> _Task objective_:
The lines you return should be those containing the string "information", taken from the data below.

[App and web page records]
::::::::

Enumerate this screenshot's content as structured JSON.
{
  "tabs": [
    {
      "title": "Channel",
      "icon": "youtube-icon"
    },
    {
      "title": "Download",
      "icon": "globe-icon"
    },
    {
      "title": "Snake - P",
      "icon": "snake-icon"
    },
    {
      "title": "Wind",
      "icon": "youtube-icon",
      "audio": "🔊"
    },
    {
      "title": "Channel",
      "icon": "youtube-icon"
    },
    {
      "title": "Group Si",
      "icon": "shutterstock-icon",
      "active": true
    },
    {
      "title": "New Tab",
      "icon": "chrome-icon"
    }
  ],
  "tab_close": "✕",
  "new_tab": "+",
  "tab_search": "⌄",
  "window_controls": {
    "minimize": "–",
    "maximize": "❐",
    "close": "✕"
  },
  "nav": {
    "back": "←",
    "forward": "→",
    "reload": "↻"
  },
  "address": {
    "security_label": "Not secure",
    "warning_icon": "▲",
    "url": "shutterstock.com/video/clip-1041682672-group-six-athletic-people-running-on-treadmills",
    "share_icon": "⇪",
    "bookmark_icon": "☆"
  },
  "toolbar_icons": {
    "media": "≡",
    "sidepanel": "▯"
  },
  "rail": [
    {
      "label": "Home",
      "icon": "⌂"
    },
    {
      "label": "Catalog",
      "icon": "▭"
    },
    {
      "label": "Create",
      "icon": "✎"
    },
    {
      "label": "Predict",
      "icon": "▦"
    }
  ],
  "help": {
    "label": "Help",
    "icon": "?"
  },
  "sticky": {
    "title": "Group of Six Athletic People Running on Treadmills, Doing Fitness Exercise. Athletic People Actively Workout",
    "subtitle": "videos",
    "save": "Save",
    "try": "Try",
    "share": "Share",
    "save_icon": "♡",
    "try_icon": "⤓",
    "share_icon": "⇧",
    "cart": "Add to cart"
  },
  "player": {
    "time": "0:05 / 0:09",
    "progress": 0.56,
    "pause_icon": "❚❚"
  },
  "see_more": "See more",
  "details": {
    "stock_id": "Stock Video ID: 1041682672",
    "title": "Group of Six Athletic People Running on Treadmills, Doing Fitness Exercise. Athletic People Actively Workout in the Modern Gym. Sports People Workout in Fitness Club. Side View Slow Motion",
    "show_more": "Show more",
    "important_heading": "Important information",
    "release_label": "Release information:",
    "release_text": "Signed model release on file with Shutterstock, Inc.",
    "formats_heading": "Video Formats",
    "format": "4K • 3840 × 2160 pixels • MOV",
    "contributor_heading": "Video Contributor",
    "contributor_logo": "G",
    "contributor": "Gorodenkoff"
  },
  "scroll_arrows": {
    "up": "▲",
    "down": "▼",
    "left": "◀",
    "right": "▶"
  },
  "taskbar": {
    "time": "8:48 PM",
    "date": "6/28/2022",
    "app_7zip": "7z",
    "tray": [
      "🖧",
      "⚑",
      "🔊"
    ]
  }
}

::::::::

> _Solution below_:
    "important_heading": "Important information",
    "release_label": "Release information:",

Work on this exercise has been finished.